Listed records -
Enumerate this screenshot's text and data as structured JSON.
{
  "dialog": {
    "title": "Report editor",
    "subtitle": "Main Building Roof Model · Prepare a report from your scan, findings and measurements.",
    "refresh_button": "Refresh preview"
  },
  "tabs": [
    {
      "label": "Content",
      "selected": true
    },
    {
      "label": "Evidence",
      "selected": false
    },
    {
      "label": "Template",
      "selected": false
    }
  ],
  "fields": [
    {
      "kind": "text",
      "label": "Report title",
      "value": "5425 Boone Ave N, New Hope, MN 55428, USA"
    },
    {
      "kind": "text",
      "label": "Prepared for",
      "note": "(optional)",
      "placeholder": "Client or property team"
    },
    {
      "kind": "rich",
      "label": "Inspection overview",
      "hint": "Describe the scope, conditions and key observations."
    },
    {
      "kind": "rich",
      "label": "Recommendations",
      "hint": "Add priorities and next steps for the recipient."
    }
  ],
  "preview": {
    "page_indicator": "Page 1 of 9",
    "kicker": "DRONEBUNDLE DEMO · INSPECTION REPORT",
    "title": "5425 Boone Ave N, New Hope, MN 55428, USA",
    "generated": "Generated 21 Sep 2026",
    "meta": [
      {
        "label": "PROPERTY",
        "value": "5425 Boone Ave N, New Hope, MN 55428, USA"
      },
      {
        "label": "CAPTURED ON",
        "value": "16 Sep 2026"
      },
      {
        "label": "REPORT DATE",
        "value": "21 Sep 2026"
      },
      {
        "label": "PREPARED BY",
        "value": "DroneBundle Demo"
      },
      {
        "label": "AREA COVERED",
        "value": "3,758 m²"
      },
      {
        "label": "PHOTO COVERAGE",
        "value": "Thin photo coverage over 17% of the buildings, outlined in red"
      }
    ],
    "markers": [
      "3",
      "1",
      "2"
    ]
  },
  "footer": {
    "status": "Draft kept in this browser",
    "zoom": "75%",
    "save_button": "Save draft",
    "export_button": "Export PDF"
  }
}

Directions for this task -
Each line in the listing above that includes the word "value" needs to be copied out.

Final answer -
      "value": "5425 Boone Ave N, New Hope, MN 55428, USA"
        "value": "5425 Boone Ave N, New Hope, MN 55428, USA"
        "value": "16 Sep 2026"
        "value": "21 Sep 2026"
        "value": "DroneBundle Demo"
        "value": "3,758 m²"
        "value": "Thin photo coverage over 17% of the buildings, outlined in red"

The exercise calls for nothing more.